Exercise instructions
Using the listing, copy each whole line that features "value".
··········
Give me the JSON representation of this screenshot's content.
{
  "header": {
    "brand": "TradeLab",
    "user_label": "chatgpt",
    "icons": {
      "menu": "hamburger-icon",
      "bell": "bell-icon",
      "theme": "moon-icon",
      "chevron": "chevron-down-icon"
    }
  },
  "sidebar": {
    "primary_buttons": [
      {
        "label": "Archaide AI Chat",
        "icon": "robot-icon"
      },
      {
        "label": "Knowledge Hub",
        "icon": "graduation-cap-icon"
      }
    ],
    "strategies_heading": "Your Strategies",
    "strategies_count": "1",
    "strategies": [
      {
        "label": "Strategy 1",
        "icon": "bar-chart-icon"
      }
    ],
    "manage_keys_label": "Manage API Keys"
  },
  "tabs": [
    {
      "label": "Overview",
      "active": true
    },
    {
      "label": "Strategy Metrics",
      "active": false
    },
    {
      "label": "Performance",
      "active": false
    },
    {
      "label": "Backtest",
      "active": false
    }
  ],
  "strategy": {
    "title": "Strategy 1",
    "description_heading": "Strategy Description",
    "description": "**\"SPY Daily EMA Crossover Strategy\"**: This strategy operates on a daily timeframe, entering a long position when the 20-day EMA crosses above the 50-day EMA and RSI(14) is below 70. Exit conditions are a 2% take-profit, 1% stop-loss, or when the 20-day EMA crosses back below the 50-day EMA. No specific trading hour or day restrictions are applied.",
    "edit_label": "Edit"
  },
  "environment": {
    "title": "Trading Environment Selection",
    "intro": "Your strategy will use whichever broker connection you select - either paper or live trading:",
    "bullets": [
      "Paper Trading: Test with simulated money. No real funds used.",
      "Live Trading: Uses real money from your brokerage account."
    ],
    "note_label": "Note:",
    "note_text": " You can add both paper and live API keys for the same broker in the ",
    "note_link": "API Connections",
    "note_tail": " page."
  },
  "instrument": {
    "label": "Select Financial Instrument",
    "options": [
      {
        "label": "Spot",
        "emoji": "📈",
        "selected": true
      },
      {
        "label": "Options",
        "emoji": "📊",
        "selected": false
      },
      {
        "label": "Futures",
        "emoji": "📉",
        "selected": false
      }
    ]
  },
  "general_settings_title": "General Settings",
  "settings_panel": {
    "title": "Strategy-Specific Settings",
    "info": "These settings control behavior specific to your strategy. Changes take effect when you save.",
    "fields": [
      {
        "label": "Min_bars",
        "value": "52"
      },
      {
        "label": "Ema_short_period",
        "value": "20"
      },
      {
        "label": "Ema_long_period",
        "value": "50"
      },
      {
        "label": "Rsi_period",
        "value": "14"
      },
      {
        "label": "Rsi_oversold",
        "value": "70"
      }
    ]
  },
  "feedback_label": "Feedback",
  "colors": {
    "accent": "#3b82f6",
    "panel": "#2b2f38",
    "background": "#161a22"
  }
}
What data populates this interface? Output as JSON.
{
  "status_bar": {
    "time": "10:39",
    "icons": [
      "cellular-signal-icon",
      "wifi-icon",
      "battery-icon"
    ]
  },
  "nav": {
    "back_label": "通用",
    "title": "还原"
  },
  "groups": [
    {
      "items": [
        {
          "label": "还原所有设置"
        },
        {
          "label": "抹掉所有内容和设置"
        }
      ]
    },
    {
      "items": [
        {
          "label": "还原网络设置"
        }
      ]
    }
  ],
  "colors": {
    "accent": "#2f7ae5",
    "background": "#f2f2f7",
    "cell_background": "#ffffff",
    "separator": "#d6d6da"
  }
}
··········
Output for this task
        "value": "52"
        "value": "20"
        "value": "50"
        "value": "14"
        "value": "70"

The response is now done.